## Requirement
In the records below, how many lines hold the string "https"? Give only the number.

Component data from apps and pages
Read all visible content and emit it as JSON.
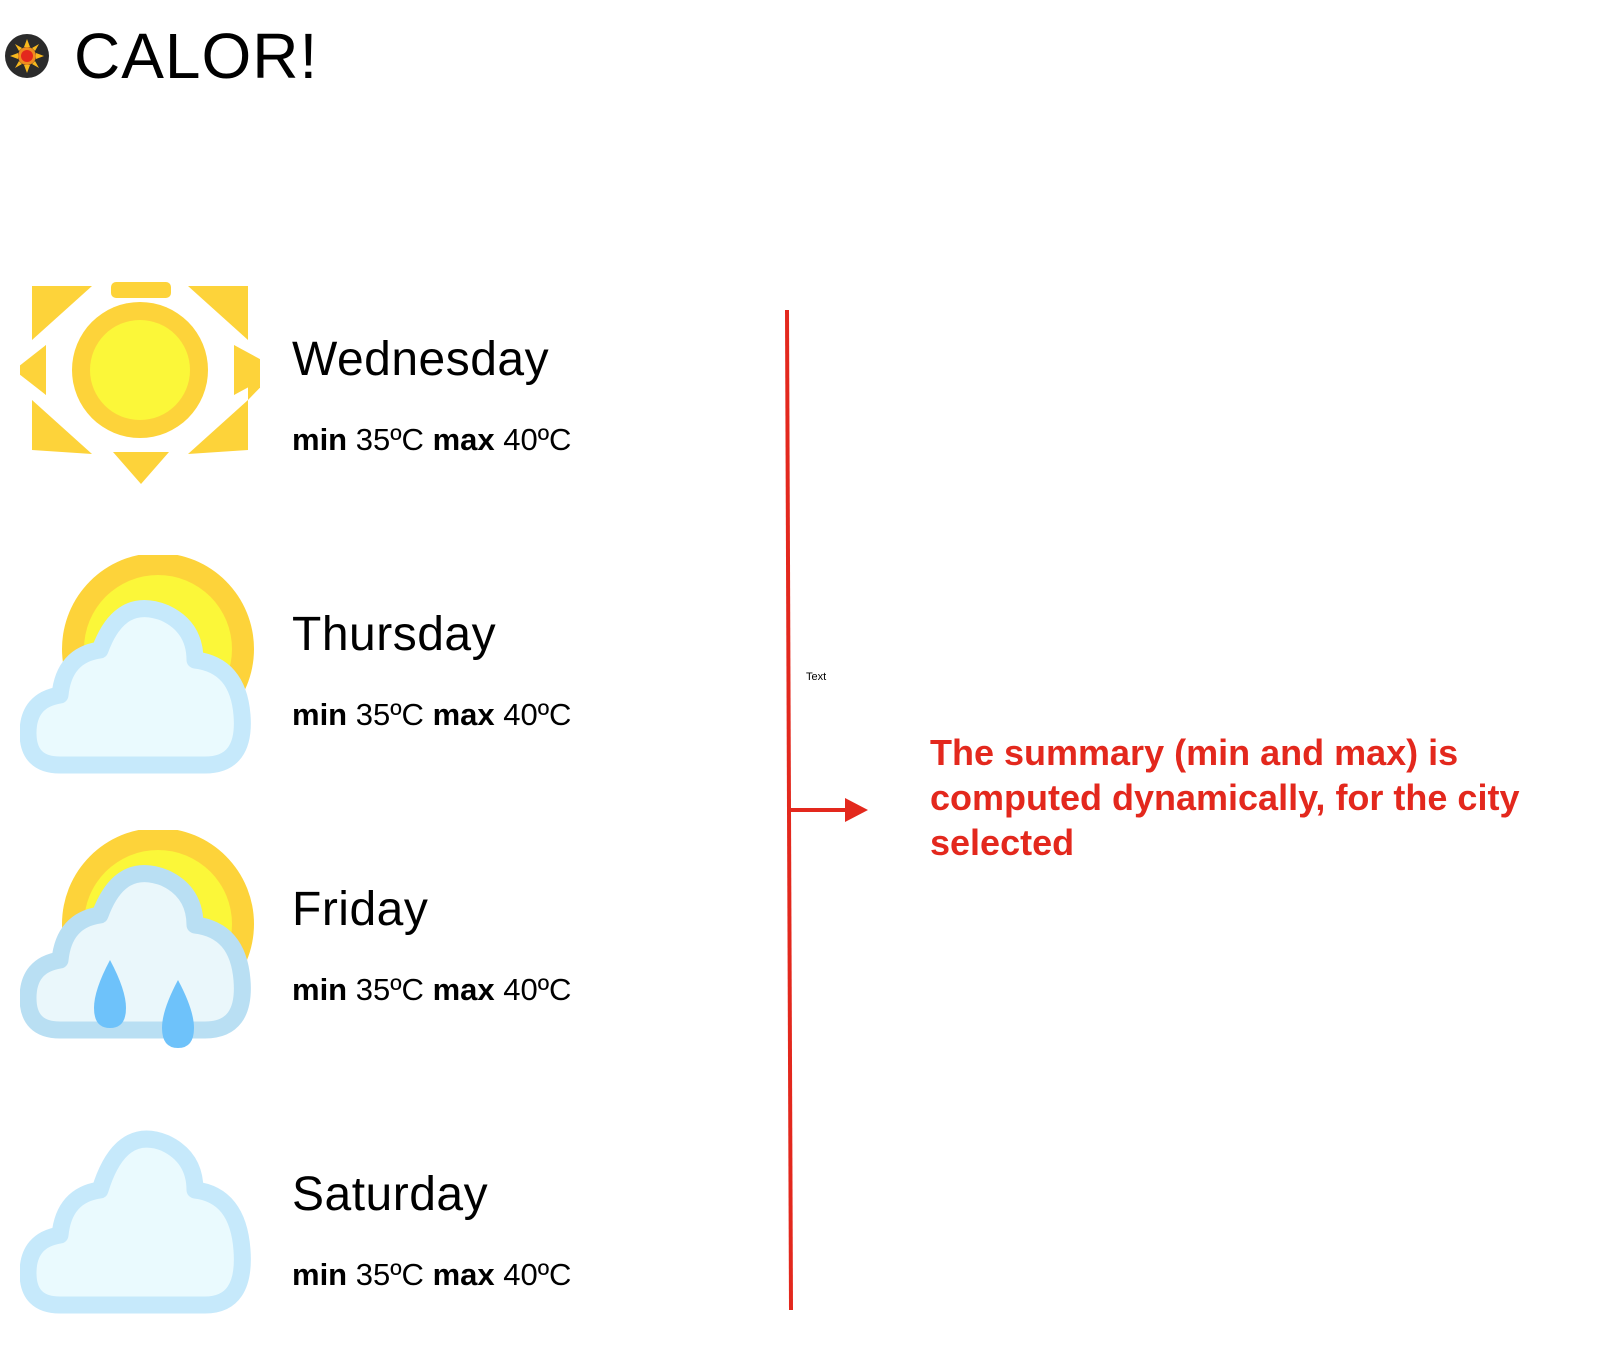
{
  "app": {
    "title": "CALOR!",
    "logo_icon": "sun-badge-icon"
  },
  "forecast": [
    {
      "day": "Wednesday",
      "icon": "sunny-icon",
      "min_label": "min",
      "min_value": "35ºC",
      "max_label": "max",
      "max_value": "40ºC"
    },
    {
      "day": "Thursday",
      "icon": "partly-cloudy-icon",
      "min_label": "min",
      "min_value": "35ºC",
      "max_label": "max",
      "max_value": "40ºC"
    },
    {
      "day": "Friday",
      "icon": "sun-rain-icon",
      "min_label": "min",
      "min_value": "35ºC",
      "max_label": "max",
      "max_value": "40ºC"
    },
    {
      "day": "Saturday",
      "icon": "cloud-icon",
      "min_label": "min",
      "min_value": "35ºC",
      "max_label": "max",
      "max_value": "40ºC"
    }
  ],
  "annotation": {
    "placeholder_text": "Text",
    "note": "The summary (min and max) is computed dynamically, for the city selected",
    "color": "#e3281d"
  }
}
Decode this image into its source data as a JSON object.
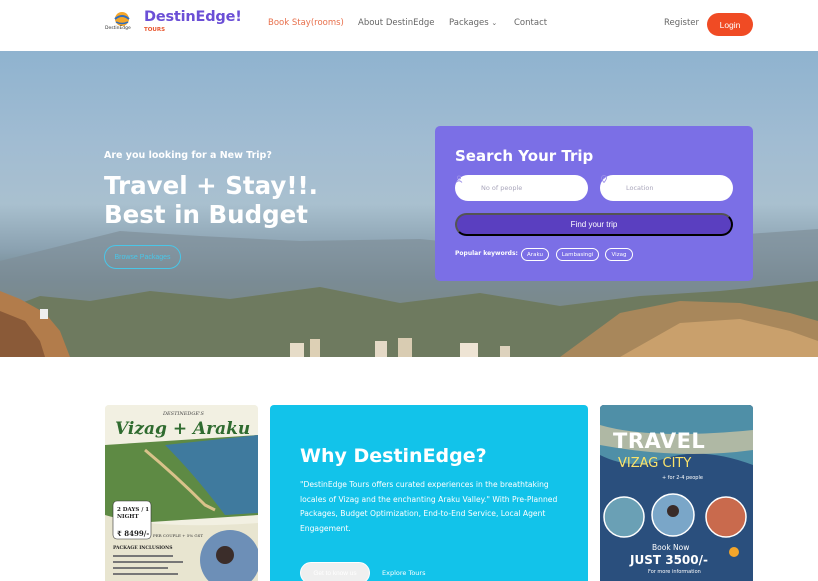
{
  "brand": {
    "name": "DestinEdge!",
    "sub": "TOURS",
    "logo_text": "DestinEdge"
  },
  "nav": {
    "items": [
      {
        "label": "Book Stay(rooms)",
        "active": true
      },
      {
        "label": "About DestinEdge",
        "active": false
      },
      {
        "label": "Packages",
        "active": false,
        "has_dropdown": true
      },
      {
        "label": "Contact",
        "active": false
      }
    ],
    "register": "Register",
    "login": "Login"
  },
  "hero": {
    "kicker": "Are you looking for a New Trip?",
    "title_line1": "Travel + Stay!!.",
    "title_line2": "Best in Budget",
    "browse_button": "Browse Packages"
  },
  "search": {
    "title": "Search Your Trip",
    "people_placeholder": "No of people",
    "location_placeholder": "Location",
    "find_button": "Find your trip",
    "popular_label": "Popular keywords:",
    "keywords": [
      "Araku",
      "Lambasingi",
      "Vizag"
    ]
  },
  "why": {
    "title": "Why DestinEdge?",
    "body": "\"DestinEdge Tours offers curated experiences in the breathtaking locales of Vizag and the enchanting Araku Valley.\" With Pre-Planned Packages, Budget Optimization, End-to-End Service, Local Agent Engagement.",
    "get_to_know": "Get to know us",
    "explore": "Explore Tours"
  },
  "poster_left": {
    "kicker": "DESTINEDGE'S",
    "title": "Vizag + Araku",
    "duration": "2 DAYS / 1 NIGHT",
    "price": "₹ 8499/-",
    "price_note": "PER COUPLE + 5% GST",
    "inclusions_label": "PACKAGE INCLUSIONS"
  },
  "poster_right": {
    "title1": "TRAVEL",
    "title2": "VIZAG CITY",
    "note": "+ for 2-4 people",
    "book_now": "Book Now",
    "price": "JUST 3500/-",
    "info": "For more information"
  },
  "colors": {
    "accent": "#f04b24",
    "brand": "#6b4fd6",
    "search_bg": "#7b6fe6",
    "why_bg": "#12c3ea"
  }
}
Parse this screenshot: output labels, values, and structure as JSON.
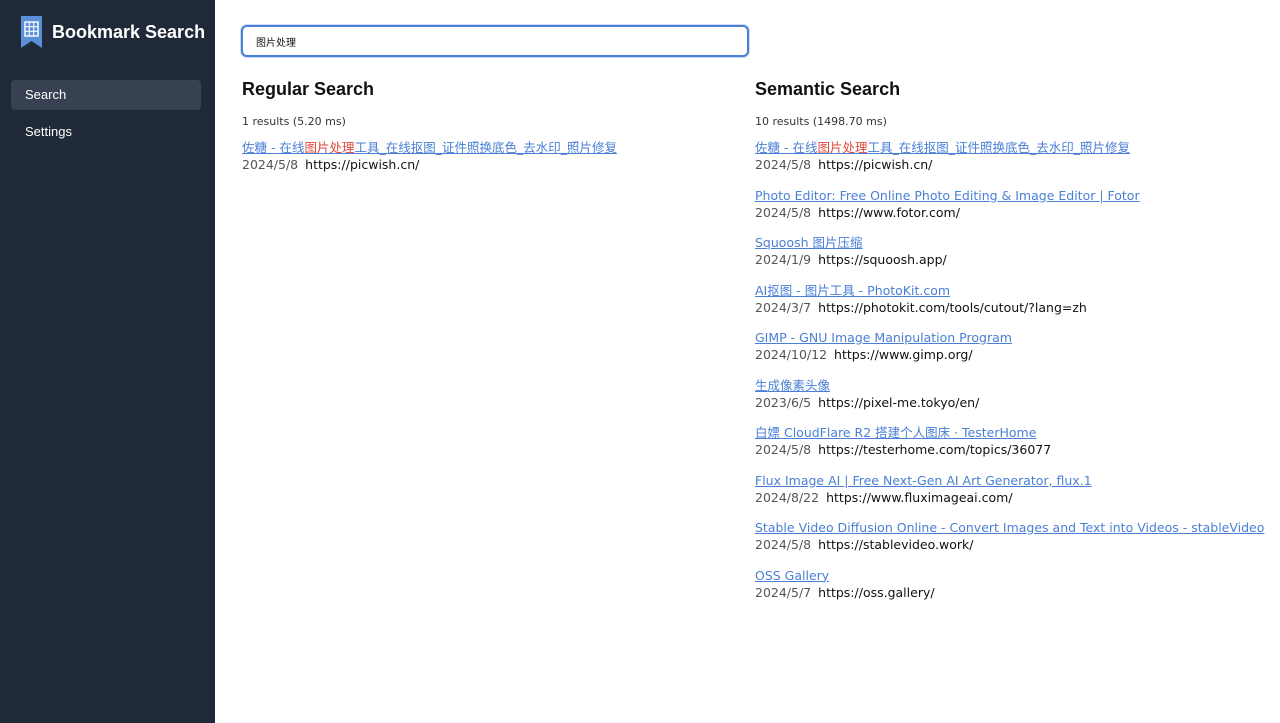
{
  "sidebar": {
    "title": "Bookmark Search",
    "nav": [
      {
        "label": "Search",
        "active": true
      },
      {
        "label": "Settings",
        "active": false
      }
    ]
  },
  "search": {
    "value": "图片处理"
  },
  "regular": {
    "heading": "Regular Search",
    "stats": "1 results (5.20 ms)",
    "results": [
      {
        "title_pre": "佐糖 - 在线",
        "title_hl": "图片处理",
        "title_post": "工具_在线抠图_证件照换底色_去水印_照片修复",
        "date": "2024/5/8",
        "url": "https://picwish.cn/"
      }
    ]
  },
  "semantic": {
    "heading": "Semantic Search",
    "stats": "10 results (1498.70 ms)",
    "results": [
      {
        "title_pre": "佐糖 - 在线",
        "title_hl": "图片处理",
        "title_post": "工具_在线抠图_证件照换底色_去水印_照片修复",
        "date": "2024/5/8",
        "url": "https://picwish.cn/"
      },
      {
        "title_pre": "Photo Editor: Free Online Photo Editing & Image Editor | Fotor",
        "title_hl": "",
        "title_post": "",
        "date": "2024/5/8",
        "url": "https://www.fotor.com/"
      },
      {
        "title_pre": "Squoosh 图片压缩",
        "title_hl": "",
        "title_post": "",
        "date": "2024/1/9",
        "url": "https://squoosh.app/"
      },
      {
        "title_pre": "AI抠图 - 图片工具 - PhotoKit.com",
        "title_hl": "",
        "title_post": "",
        "date": "2024/3/7",
        "url": "https://photokit.com/tools/cutout/?lang=zh"
      },
      {
        "title_pre": "GIMP - GNU Image Manipulation Program",
        "title_hl": "",
        "title_post": "",
        "date": "2024/10/12",
        "url": "https://www.gimp.org/"
      },
      {
        "title_pre": "生成像素头像",
        "title_hl": "",
        "title_post": "",
        "date": "2023/6/5",
        "url": "https://pixel-me.tokyo/en/"
      },
      {
        "title_pre": "白嫖 CloudFlare R2 搭建个人图床 · TesterHome",
        "title_hl": "",
        "title_post": "",
        "date": "2024/5/8",
        "url": "https://testerhome.com/topics/36077"
      },
      {
        "title_pre": "Flux Image AI | Free Next-Gen AI Art Generator, flux.1",
        "title_hl": "",
        "title_post": "",
        "date": "2024/8/22",
        "url": "https://www.fluximageai.com/"
      },
      {
        "title_pre": "Stable Video Diffusion Online - Convert Images and Text into Videos - stableVideo",
        "title_hl": "",
        "title_post": "",
        "date": "2024/5/8",
        "url": "https://stablevideo.work/"
      },
      {
        "title_pre": "OSS Gallery",
        "title_hl": "",
        "title_post": "",
        "date": "2024/5/7",
        "url": "https://oss.gallery/"
      }
    ]
  },
  "colors": {
    "link": "#4a7fd6",
    "highlight": "#e0473b",
    "sidebar_bg": "#1f2937",
    "nav_active": "#374151"
  },
  "icons": {
    "brand": "bookmark-grid-icon"
  }
}
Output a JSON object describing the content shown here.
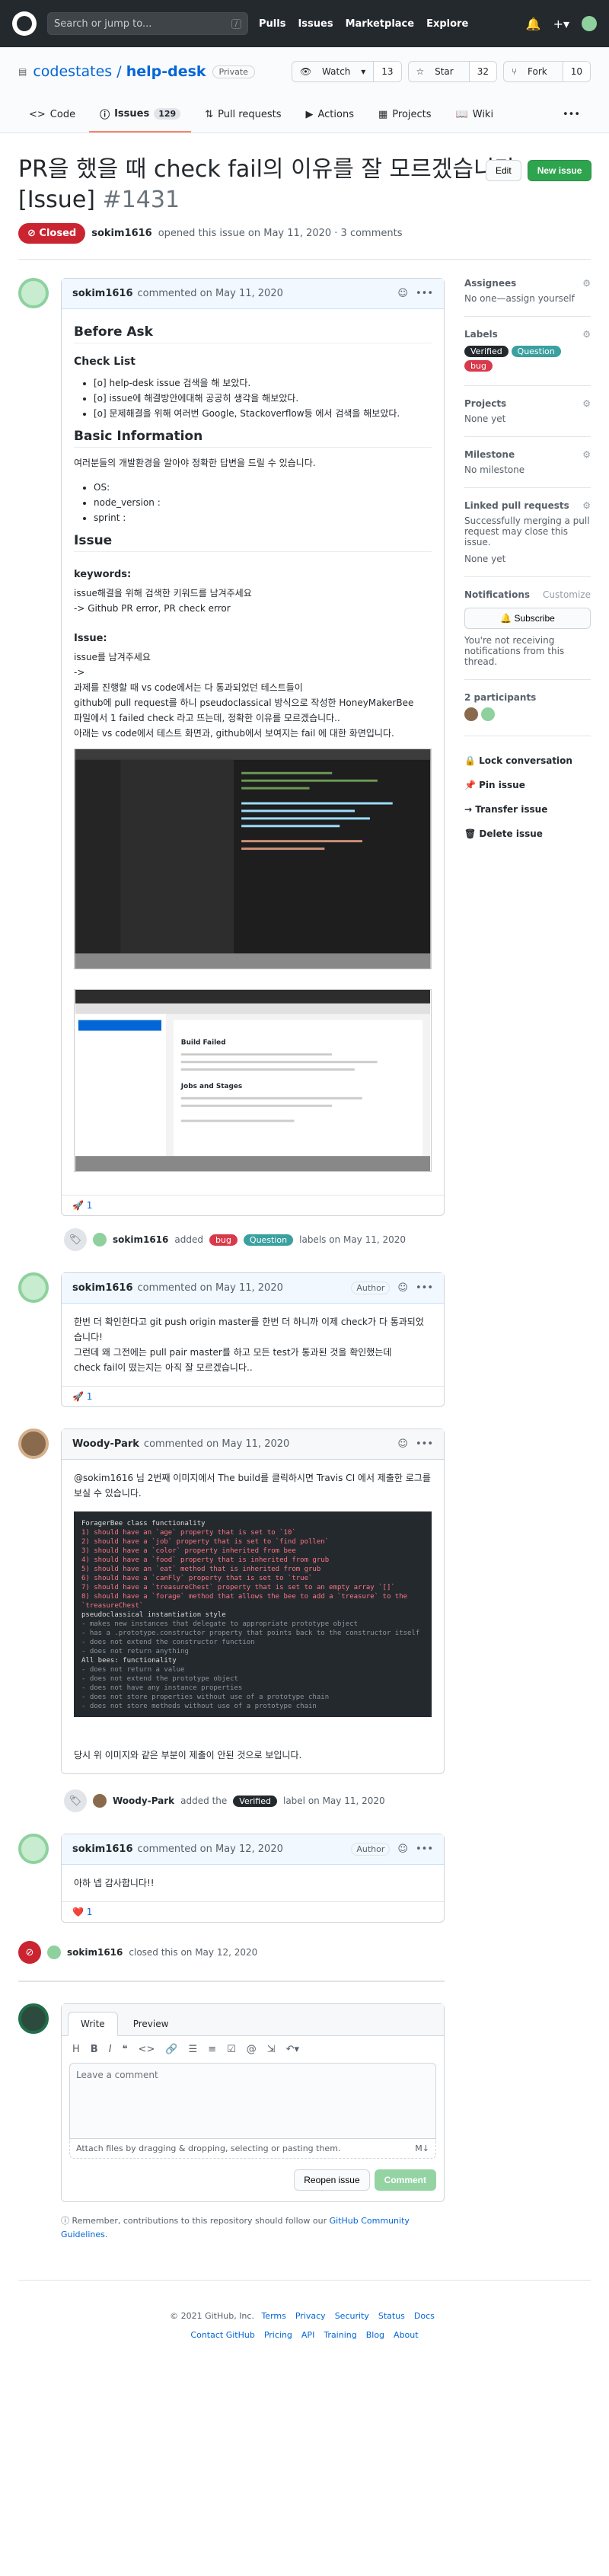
{
  "header": {
    "search_placeholder": "Search or jump to...",
    "slash": "/",
    "nav": [
      "Pulls",
      "Issues",
      "Marketplace",
      "Explore"
    ]
  },
  "repo": {
    "owner": "codestates",
    "sep": "/",
    "name": "help-desk",
    "visibility": "Private",
    "watch": "Watch",
    "watch_count": "13",
    "star": "Star",
    "star_count": "32",
    "fork": "Fork",
    "fork_count": "10"
  },
  "tabs": [
    {
      "label": "Code"
    },
    {
      "label": "Issues",
      "count": "129"
    },
    {
      "label": "Pull requests"
    },
    {
      "label": "Actions"
    },
    {
      "label": "Projects"
    },
    {
      "label": "Wiki"
    }
  ],
  "issue": {
    "title": "PR을 했을 때 check fail의 이유를 잘 모르겠습니다[Issue]",
    "number": "#1431",
    "edit": "Edit",
    "new_issue": "New issue",
    "state": "Closed",
    "author": "sokim1616",
    "meta": "opened this issue on May 11, 2020 · 3 comments"
  },
  "c1": {
    "author": "sokim1616",
    "when": "commented on May 11, 2020",
    "h_before": "Before Ask",
    "h_check": "Check List",
    "checks": [
      "[o] help-desk issue 검색을 해 보았다.",
      "[o] issue에 해결방안에대해 공공히 생각을 해보았다.",
      "[o] 문제해결을 위해 여러번 Google, Stackoverflow등 에서 검색을 해보았다."
    ],
    "h_basic": "Basic Information",
    "basic_text": "여러분들의 개발환경을 알아야 정확한 답변을 드릴 수 있습니다.",
    "basic_list": [
      "OS:",
      "node_version :",
      "sprint :"
    ],
    "h_issue": "Issue",
    "kw_label": "keywords:",
    "kw1": "issue해결을 위해 검색한 키워드를 남겨주세요",
    "kw2": "-> Github PR error, PR check error",
    "issue_label": "Issue:",
    "i1": "issue를 남겨주세요",
    "i2": "->",
    "i3": "과제를 진행할 때 vs code에서는 다 통과되었던 테스트들이",
    "i4": "github에 pull request를 하니 pseudoclassical 방식으로 작성한 HoneyMakerBee",
    "i5": "파일에서 1 failed check 라고 뜨는데, 정확한 이유를 모르겠습니다..",
    "i6": "아래는 vs code에서 테스트 화면과, github에서 보여지는 fail 에 대한 화면입니다.",
    "shot_title": "Build Failed",
    "shot_sub": "Jobs and Stages",
    "reaction": "🚀 1"
  },
  "e1": {
    "actor": "sokim1616",
    "text1": "added",
    "labels": [
      "bug",
      "Question"
    ],
    "text2": "labels on May 11, 2020"
  },
  "c2": {
    "author": "sokim1616",
    "when": "commented on May 11, 2020",
    "badge": "Author",
    "l1": "한번 더 확인한다고 git push origin master를 한번 더 하니까 이제 check가 다 통과되었습니다!",
    "l2": "그런데 왜 그전에는 pull pair master를 하고 모든 test가 통과된 것을 확인했는데",
    "l3": "check fail이 떴는지는 아직 잘 모르겠습니다..",
    "reaction": "🚀 1"
  },
  "c3": {
    "author": "Woody-Park",
    "when": "commented on May 11, 2020",
    "l1": "@sokim1616 님 2번째 이미지에서 The build를 클릭하시면 Travis CI 에서 제출한 로그를 보실 수 있습니다.",
    "code": [
      "ForagerBee class functionality",
      "  1) should have an `age` property that is set to `10`",
      "  2) should have a `job` property that is set to `find pollen`",
      "  3) should have a `color` property inherited from bee",
      "  4) should have a `food` property that is inherited from grub",
      "  5) should have an `eat` method that is inherited from grub",
      "  6) should have a `canFly` property that is set to `true`",
      "  7) should have a `treasureChest` property that is set to an empty array `[]`",
      "  8) should have a `forage` method that allows the bee to add a `treasure` to the `treasureChest`",
      "pseudoclassical instantiation style",
      "  - makes new instances that delegate to appropriate prototype object",
      "  - has a .prototype.constructor property that points back to the constructor itself",
      "  - does not extend the constructor function",
      "  - does not return anything",
      "All bees: functionality",
      "  - does not return a value",
      "  - does not extend the prototype object",
      "  - does not have any instance properties",
      "  - does not store properties without use of a prototype chain",
      "  - does not store methods without use of a prototype chain"
    ],
    "l2": "당시 위 이미지와 같은 부분이 제출이 안된 것으로 보입니다."
  },
  "e2": {
    "actor": "Woody-Park",
    "text1": "added the",
    "label": "Verified",
    "text2": "label on May 11, 2020"
  },
  "c4": {
    "author": "sokim1616",
    "when": "commented on May 12, 2020",
    "badge": "Author",
    "text": "아하 넵 감사합니다!!",
    "reaction": "❤️ 1"
  },
  "e3": {
    "actor": "sokim1616",
    "text": "closed this on May 12, 2020"
  },
  "editor": {
    "write": "Write",
    "preview": "Preview",
    "placeholder": "Leave a comment",
    "attach": "Attach files by dragging & dropping, selecting or pasting them.",
    "reopen": "Reopen issue",
    "comment": "Comment"
  },
  "guidelines": {
    "pre": "Remember, contributions to this repository should follow our",
    "link": "GitHub Community Guidelines",
    "post": "."
  },
  "sidebar": {
    "assignees": "Assignees",
    "assignees_v": "No one—assign yourself",
    "labels": "Labels",
    "labels_list": [
      "Verified",
      "Question",
      "bug"
    ],
    "projects": "Projects",
    "projects_v": "None yet",
    "milestone": "Milestone",
    "milestone_v": "No milestone",
    "linked": "Linked pull requests",
    "linked_t": "Successfully merging a pull request may close this issue.",
    "linked_v": "None yet",
    "notif": "Notifications",
    "customize": "Customize",
    "subscribe": "Subscribe",
    "notif_t": "You're not receiving notifications from this thread.",
    "participants": "2 participants",
    "actions": [
      "Lock conversation",
      "Pin issue",
      "Transfer issue",
      "Delete issue"
    ]
  },
  "footer": {
    "copy": "© 2021 GitHub, Inc.",
    "links1": [
      "Terms",
      "Privacy",
      "Security",
      "Status",
      "Docs"
    ],
    "links2": [
      "Contact GitHub",
      "Pricing",
      "API",
      "Training",
      "Blog",
      "About"
    ]
  },
  "colors": {
    "closed": "#cb2431",
    "verified": "#24292e",
    "question": "#3aa0a0",
    "bug": "#d73a4a"
  }
}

## Answer for the task
11